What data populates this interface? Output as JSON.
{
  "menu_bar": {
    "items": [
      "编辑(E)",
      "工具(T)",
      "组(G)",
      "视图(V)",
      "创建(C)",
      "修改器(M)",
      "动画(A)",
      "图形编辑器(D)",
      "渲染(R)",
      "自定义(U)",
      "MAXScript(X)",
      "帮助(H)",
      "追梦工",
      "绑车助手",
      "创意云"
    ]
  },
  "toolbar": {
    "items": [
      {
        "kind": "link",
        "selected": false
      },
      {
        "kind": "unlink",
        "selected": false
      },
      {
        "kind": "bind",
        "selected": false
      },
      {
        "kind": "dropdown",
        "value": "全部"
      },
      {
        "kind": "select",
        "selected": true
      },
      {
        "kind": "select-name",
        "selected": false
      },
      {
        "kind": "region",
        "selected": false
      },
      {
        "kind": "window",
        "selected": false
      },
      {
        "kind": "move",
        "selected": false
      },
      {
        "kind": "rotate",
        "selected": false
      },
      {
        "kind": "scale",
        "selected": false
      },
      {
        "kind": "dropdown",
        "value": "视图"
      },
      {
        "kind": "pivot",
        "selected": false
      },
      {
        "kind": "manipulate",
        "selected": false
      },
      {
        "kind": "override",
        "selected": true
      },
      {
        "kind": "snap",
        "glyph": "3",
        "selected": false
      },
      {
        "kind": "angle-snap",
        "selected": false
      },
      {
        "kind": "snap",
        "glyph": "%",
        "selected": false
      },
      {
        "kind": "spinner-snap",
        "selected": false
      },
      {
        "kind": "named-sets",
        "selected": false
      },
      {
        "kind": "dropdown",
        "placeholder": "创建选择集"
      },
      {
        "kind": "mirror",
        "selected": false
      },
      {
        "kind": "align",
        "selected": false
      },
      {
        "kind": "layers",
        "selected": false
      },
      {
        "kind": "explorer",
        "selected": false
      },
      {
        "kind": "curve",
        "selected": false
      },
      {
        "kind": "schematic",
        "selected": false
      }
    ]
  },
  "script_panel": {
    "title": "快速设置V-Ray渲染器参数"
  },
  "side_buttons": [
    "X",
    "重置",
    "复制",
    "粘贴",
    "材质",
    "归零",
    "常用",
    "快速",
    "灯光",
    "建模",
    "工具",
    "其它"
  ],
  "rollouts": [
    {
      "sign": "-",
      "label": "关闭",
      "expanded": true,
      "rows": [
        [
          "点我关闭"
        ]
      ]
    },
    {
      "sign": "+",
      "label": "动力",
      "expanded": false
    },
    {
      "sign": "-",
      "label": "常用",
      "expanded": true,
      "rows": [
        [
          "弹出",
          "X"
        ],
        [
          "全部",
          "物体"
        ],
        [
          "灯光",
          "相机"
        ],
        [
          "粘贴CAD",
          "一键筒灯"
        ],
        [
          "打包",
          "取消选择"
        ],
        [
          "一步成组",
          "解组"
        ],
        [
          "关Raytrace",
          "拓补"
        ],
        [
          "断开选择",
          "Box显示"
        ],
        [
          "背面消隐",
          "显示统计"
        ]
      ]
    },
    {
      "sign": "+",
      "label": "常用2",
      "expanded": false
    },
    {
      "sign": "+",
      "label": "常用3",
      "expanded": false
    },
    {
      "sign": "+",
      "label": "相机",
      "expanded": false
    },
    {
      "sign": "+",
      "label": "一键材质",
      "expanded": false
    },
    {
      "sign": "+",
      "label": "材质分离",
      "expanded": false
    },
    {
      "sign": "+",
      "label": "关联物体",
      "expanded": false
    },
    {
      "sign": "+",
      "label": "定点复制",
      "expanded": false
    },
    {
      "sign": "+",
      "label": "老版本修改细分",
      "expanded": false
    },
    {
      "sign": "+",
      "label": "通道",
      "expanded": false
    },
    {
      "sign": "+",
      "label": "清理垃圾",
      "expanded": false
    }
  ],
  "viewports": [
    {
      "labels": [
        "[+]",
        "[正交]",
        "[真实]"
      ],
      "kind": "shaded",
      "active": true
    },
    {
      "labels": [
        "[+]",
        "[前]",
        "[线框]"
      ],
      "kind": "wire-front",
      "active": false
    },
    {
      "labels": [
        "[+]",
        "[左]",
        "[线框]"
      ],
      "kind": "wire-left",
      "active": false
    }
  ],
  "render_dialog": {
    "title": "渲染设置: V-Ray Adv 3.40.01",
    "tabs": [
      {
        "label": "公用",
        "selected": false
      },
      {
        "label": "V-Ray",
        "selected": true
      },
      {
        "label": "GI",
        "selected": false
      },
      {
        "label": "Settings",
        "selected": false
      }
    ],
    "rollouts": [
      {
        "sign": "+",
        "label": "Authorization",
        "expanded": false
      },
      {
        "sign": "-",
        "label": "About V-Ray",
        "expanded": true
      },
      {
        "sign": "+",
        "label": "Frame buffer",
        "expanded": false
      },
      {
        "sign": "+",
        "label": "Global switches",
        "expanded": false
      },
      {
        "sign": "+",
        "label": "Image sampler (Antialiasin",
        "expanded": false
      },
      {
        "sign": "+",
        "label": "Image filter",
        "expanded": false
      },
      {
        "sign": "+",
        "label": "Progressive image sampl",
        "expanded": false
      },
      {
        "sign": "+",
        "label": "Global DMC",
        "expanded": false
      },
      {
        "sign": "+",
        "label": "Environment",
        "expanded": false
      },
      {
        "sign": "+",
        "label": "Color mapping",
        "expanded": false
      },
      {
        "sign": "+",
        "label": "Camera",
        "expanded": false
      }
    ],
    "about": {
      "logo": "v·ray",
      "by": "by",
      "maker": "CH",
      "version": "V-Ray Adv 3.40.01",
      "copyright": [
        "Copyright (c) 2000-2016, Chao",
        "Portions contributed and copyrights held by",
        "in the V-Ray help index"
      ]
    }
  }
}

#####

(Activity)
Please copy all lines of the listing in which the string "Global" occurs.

(Written response)
        "label": "Global switches",
        "label": "Global DMC",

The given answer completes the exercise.